      Okay yes, that is definitely something that happens out there.  Especially in the gaming industry.

      But after watching the Verge review of the Surface Pro X (which is -really- well-produced, definitely worth a watch), it’s clear that they aren’t being paid to market the product.  They don’t gloss over some the fairly obvious problems, like the fact that it’s hard to touch the taskbar icons when the keyboard is folded in, or that 64-bit apps and games just don’t work, or that battery life isn’t as good as the name “ARM” evokes, or that Photoshop is really slow, or, or, or……

       

      2 users thanked author for this post.
      Norio, b

    • warrenrumak
      AskWoody Plus

      There’s no way Microsoft would release a security-only patch that would disable RDP and/or close the firewall port.  No way whatsoever.

    • in reply to: Win7 share declining slowly, Edge still in the doldrums #1997015

      warrenrumak
      AskWoody Plus

      I’d like there to be some XP stats at its EOL compared to 7 just like there is about to be Windows 7’s EOL stats compared to Windows 10

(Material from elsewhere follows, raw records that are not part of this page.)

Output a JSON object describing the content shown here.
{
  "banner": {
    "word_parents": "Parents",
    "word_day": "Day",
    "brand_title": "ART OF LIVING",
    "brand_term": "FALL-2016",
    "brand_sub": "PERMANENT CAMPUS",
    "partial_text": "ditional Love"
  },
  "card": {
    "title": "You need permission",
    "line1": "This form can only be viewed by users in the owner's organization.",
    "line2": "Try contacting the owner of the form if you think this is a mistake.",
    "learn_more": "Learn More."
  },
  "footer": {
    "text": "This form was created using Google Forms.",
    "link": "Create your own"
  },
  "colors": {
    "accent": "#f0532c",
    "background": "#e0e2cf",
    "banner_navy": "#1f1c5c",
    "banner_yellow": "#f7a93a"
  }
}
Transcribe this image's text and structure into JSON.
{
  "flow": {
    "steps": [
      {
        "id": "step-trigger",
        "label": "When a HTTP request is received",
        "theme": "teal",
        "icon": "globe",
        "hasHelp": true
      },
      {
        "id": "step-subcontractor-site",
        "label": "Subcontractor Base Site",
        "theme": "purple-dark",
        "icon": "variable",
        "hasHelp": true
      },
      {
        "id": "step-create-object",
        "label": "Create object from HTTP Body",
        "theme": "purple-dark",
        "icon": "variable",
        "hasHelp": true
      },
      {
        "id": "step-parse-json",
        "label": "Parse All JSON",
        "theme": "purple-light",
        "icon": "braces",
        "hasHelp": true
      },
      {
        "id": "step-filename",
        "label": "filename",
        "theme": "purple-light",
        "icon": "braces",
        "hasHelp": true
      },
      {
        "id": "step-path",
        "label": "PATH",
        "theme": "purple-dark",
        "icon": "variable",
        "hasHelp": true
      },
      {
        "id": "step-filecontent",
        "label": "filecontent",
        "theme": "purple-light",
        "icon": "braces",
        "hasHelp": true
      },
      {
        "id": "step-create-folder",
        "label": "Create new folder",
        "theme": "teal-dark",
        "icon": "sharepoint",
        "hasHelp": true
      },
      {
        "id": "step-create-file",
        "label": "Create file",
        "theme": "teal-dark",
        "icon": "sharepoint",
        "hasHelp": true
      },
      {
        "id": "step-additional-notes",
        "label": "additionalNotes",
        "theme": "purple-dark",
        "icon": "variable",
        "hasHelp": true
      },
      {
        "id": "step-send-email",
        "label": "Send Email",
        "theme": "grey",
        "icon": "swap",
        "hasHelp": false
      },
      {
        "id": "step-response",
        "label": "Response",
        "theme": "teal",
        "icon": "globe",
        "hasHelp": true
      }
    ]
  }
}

      The rate of decline in usage of Windows 7 over the last three years, is roughly same as it was for Windows XP from early 2011 (release of Windows 7 SP1) to early 2014 (end of XP extended support).

      Windows XP, July 2011: ~50%
      Windows XP, April 2014: ~27%

      Windows 7, September 2016: ~47%
      Windows 7, October 2019: ~27%

      Statcounterhas some slightly different numbers, but the overall trend is the same.  You can look at the graph for the last 10 years here: https://gs.statcounter.com/windows-version-market-share/desktop/worldwide/#monthly-200901-201910


    • warrenrumak
      AskWoody Plus

      Are you using DNS blacklists by any chance, like, for doing ad blocking?  You might be blocking servers that Windows Update needs to do Feature Updates.

       


    • warrenrumak
      AskWoody Plus

      The low percentage shouldn’t be too surprising.  AdDuplex (and Microsoft’s own occasional proclamations of milestones) counts Windows 10 devices, not people.  A lot of people running Insider Preview builds have other computers.

      For example, I have 5 Windows 10 devices between home and work.  Four of them are 1903, one of them is 20H1.

       

    Viewing 15 posts - 1 through 15 (of 256 total)